A couple of key new hires who began work earlier this month for Railers HC, the Worcester Railers minor league hockey team, have helped the club continue its push toward being ready for its August 2017 debut and ECHL-mandated goals such as season-ticket sales.
Mike Fisher was hired this month as director of hockey club memberships and Jillian Witkowski of Leicester was tapped in April as community development coordinator.
“They’re both good, young people with key jobs in the organization,” Railers owner Cliff Rucker said.
“For Mike [Fisher], it’s selling, selling, selling. His goal will be to get us to our goal of 1,500 memberships before we enter next season,” Mike Myers, Railers president, said Friday, June 18.
The team must sell 1,500 season tickets, not to mention secure $250,000 in annual corporate sponsorships, to ensure it can begin ECHL play.
The team paid a nonrefundable $750,000 expansion fee. The Telegram & Gazette reported in February the Railers have until January to reach the season ticket and sponsorship benchmarks.
Myers said the organization was a little behind given staff limitations but bringing Fisher on board to focus on what the team calls “memberships,” the rest of the modest organization can begin to build out to a fully functioning minor league hockey organization.
Myers said the Railers had already sold “more than 600 individual memberships”. The team website counted 654 season tickets sold as of Saturday afternoon, June 18.
The man now responsible for driving those membership numbers is Fisher, who grew up in Trumbull, Connecticut. The graduate of Colorado State University is entering his 10th season in minor league hockey.
“The membership aspect of this is very exciting.

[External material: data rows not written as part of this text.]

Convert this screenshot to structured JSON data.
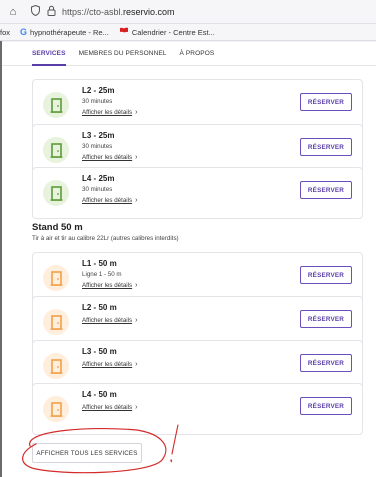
{
  "browser": {
    "url_prefix": "https://cto-asbl.",
    "url_domain": "reservio.com",
    "bookmarks": [
      {
        "label": "fox",
        "icon": ""
      },
      {
        "label": "hypnothérapeute - Re...",
        "icon": "G"
      },
      {
        "label": "Calendrier - Centre Est...",
        "icon": "flag"
      }
    ]
  },
  "tabs": [
    "SERVICES",
    "MEMBRES DU PERSONNEL",
    "À PROPOS"
  ],
  "services_25m": [
    {
      "title": "L2 - 25m",
      "subtitle": "30 minutes",
      "link": "Afficher les détails",
      "button": "RÉSERVER"
    },
    {
      "title": "L3 - 25m",
      "subtitle": "30 minutes",
      "link": "Afficher les détails",
      "button": "RÉSERVER"
    },
    {
      "title": "L4 - 25m",
      "subtitle": "30 minutes",
      "link": "Afficher les détails",
      "button": "RÉSERVER"
    }
  ],
  "stand50": {
    "title": "Stand 50 m",
    "description": "Tir à air et tir au calibre 22Lr (autres calibres interdits)"
  },
  "services_50m": [
    {
      "title": "L1 - 50 m",
      "subtitle": "Ligne 1 - 50 m",
      "link": "Afficher les détails",
      "button": "RÉSERVER"
    },
    {
      "title": "L2 - 50 m",
      "subtitle": "",
      "link": "Afficher les détails",
      "button": "RÉSERVER"
    },
    {
      "title": "L3 - 50 m",
      "subtitle": "",
      "link": "Afficher les détails",
      "button": "RÉSERVER"
    },
    {
      "title": "L4 - 50 m",
      "subtitle": "",
      "link": "Afficher les détails",
      "button": "RÉSERVER"
    }
  ],
  "show_all_label": "AFFICHER TOUS LES SERVICES",
  "colors": {
    "accent": "#5a3ea8",
    "icon_green": "#5e9a3a",
    "icon_orange": "#f0a04a"
  }
}
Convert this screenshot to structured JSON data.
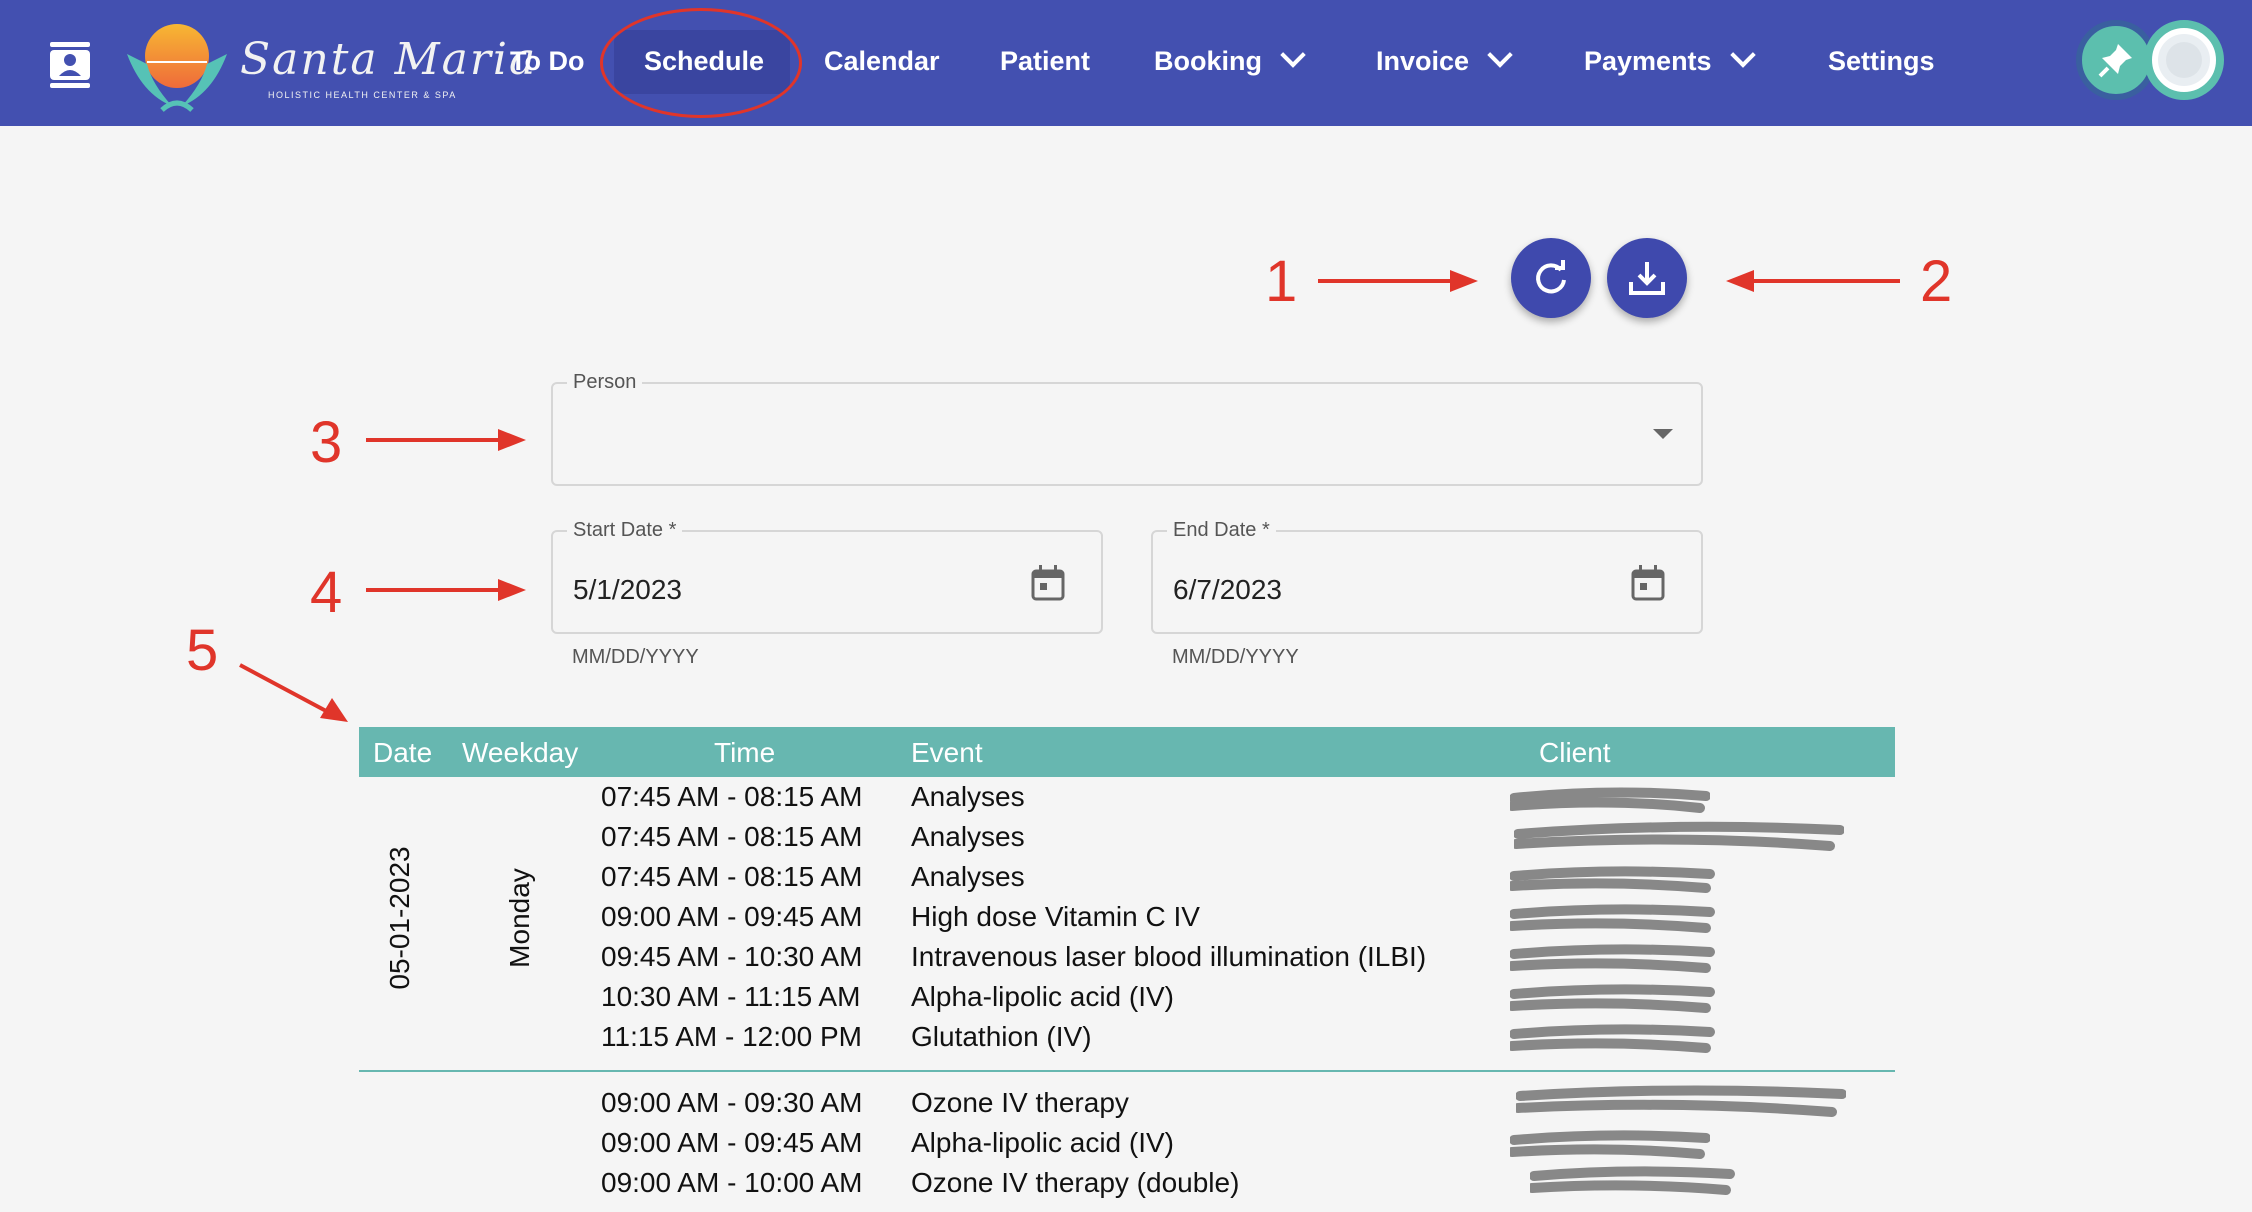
{
  "brand": {
    "name": "Santa Maria",
    "tagline": "HOLISTIC HEALTH CENTER & SPA"
  },
  "nav": {
    "items": [
      {
        "label": "To Do"
      },
      {
        "label": "Schedule"
      },
      {
        "label": "Calendar"
      },
      {
        "label": "Patient"
      },
      {
        "label": "Booking"
      },
      {
        "label": "Invoice"
      },
      {
        "label": "Payments"
      },
      {
        "label": "Settings"
      }
    ],
    "active": "Schedule"
  },
  "annotations": [
    "1",
    "2",
    "3",
    "4",
    "5"
  ],
  "form": {
    "person": {
      "label": "Person",
      "value": ""
    },
    "start_date": {
      "label": "Start Date *",
      "value": "5/1/2023",
      "helper": "MM/DD/YYYY"
    },
    "end_date": {
      "label": "End Date *",
      "value": "6/7/2023",
      "helper": "MM/DD/YYYY"
    }
  },
  "table": {
    "headers": [
      "Date",
      "Weekday",
      "Time",
      "Event",
      "Client"
    ],
    "group1": {
      "date": "05-01-2023",
      "weekday": "Monday",
      "rows": [
        {
          "time": "07:45 AM - 08:15 AM",
          "event": "Analyses"
        },
        {
          "time": "07:45 AM - 08:15 AM",
          "event": "Analyses"
        },
        {
          "time": "07:45 AM - 08:15 AM",
          "event": "Analyses"
        },
        {
          "time": "09:00 AM - 09:45 AM",
          "event": "High dose Vitamin C IV"
        },
        {
          "time": "09:45 AM - 10:30 AM",
          "event": "Intravenous laser blood illumination (ILBI)"
        },
        {
          "time": "10:30 AM - 11:15 AM",
          "event": "Alpha-lipolic acid (IV)"
        },
        {
          "time": "11:15 AM - 12:00 PM",
          "event": "Glutathion (IV)"
        }
      ]
    },
    "group2": {
      "rows": [
        {
          "time": "09:00 AM - 09:30 AM",
          "event": "Ozone IV therapy"
        },
        {
          "time": "09:00 AM - 09:45 AM",
          "event": "Alpha-lipolic acid (IV)"
        },
        {
          "time": "09:00 AM - 10:00 AM",
          "event": "Ozone IV therapy (double)"
        }
      ]
    }
  },
  "colors": {
    "nav_bg": "#4350b0",
    "accent": "#3f49ad",
    "table_header": "#67b7b0",
    "annotation": "#e0352a"
  }
}
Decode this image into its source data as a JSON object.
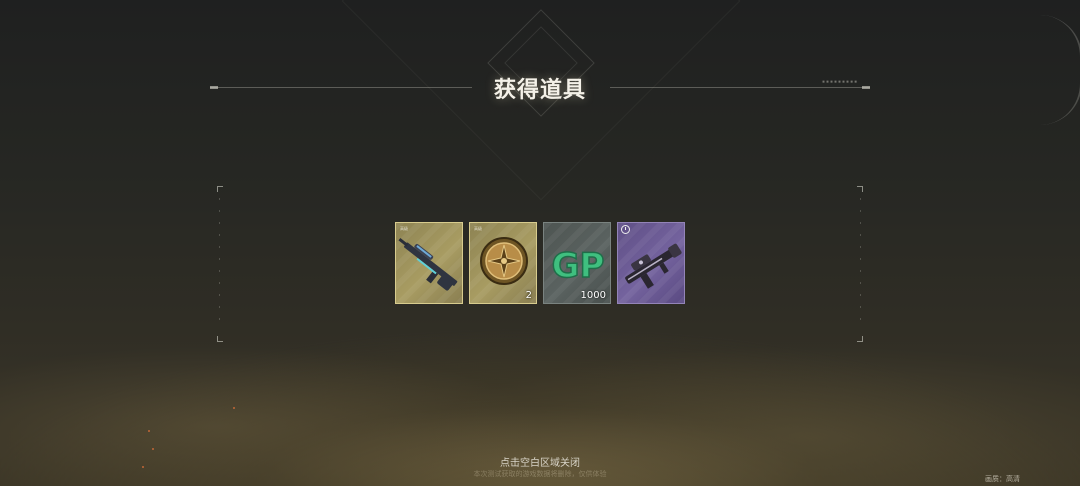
{
  "header": {
    "title": "获得道具"
  },
  "items": [
    {
      "name": "sniper-rifle",
      "rarity": "gold",
      "tag": "高级",
      "quantity": ""
    },
    {
      "name": "gold-medal",
      "rarity": "gold",
      "tag": "高级",
      "quantity": "2"
    },
    {
      "name": "gp-currency",
      "rarity": "gray",
      "tag": "",
      "quantity": "1000",
      "icon_text": "GP"
    },
    {
      "name": "dark-rifle",
      "rarity": "purple",
      "tag": "",
      "quantity": ""
    }
  ],
  "footer": {
    "close_hint": "点击空白区域关闭",
    "subtext": "本次测试获取的游戏数据将删除，仅供体验",
    "quality": "画质：高清"
  },
  "colors": {
    "gold": "#a89c62",
    "gray": "#5a6260",
    "purple": "#74639e",
    "gp_green": "#3fbf7f"
  }
}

Very few teams install a true membership model and it’s very exciting to be at the ground level of that,” Fisher said.
[Editor’s note: Most professional sports team have copious perks for season ticket holders, including many similar to the “membership” benefits of the Railers HC Founders Circle. For example, check out the Boston Bruins 2016-17 benefits or those of the ECHL’s Manchester Monarchs.]
The first 1,000 Railers HC membership holders will become part of the Founders Circle, which will entitle the holder to up to 25 percent off full season ticket price; their name inscribed on a Founders Circle plaque inside the DCU Center, seat markers, exclusive member merchandise, priority seating and access to events, like Railers HC Night with the Bravehearts, July 30, where the club plans to reveal the new Railers mascot.
Memberships range from $693, for seats on the glass, to $432 for the upper-level corners and ends. They require a $50 deposit; payments are set to begin in January.
Fisher knows his duty is to help potential fans understand the benefits.
“I think we will excite people to get into this program … what we are doing with the community is phenomenal,” Fisher said, citing the proposed Railers HC Pub on Exchange Street and the twin-rink arena in the Canal District.
Fisher previously worked for the Central Hockey League’s Arizona Sundogs, and the ECHL’s Missouri Mavericks and Evansville Icemen in Indiana.
Fisher, 36, is suitcasing it at an area hotel while wife Tiffany and son Jax, 16 months, wait back in the Hoosier State.
“Every day after work, I’m spending hours trying to find a house to live in,” Fisher said. “It’s tough to pick a place you hope to be living in for a long time on such short notice.”
Fisher said the Worcester and Railers communities immediately welcomed him.
“I am so impressed with the community in the two weeks that I’ve been here. They’re so proud of the community. They don’t look at me like an outsider. They’ve really been welcoming,” he said.
“It’s really been heartwarming for me. I love it here and I’m really excited to grow my roots here with my family. I look at my son, and the team as very similar — as he’s growing up, I want him to be proud of me working here. And as he grows, the team grows, and I want that to be something that he’s proud of.”
Witkowski, who graduated in May from Worcester State University with a communications degree, is no stranger to the Seven Hills.
She was named Lancers student-athlete of the year this year for her work in the community while serving as captain of the women’s soccer team and member of the softball team.
“It’s an excellent opportunity that I could never think of turning down,” Witkowski said. “I was born and raised here, went to school here and this is my home.”
According to Myers, Witkowski worked for the Railers during the team’s Fan Fest in early April, and was essentially hired on the spot.
Witkowski said she will be responsible for the mascot and player appearances in and around the city, including events like reading programs in Worcester’s public schools.
“My job is to just really get involved with everything Worcester has to offer,” she said.
“Jillian brings this energy and knowledge of the community that we were looking for [in] that position,” Myers said. “She’s a highly decorated student athlete for her on-and-off field contributions at Worcester State.”
According to Witkowski, the Railers are working out the logistics of the July 30 mascot reveal and will be reaching out to kids involved in the city’s summer programs to help bolster the event.
“We’re just trying to get everything going. Trying to get the train rolling, so to speak,” she said.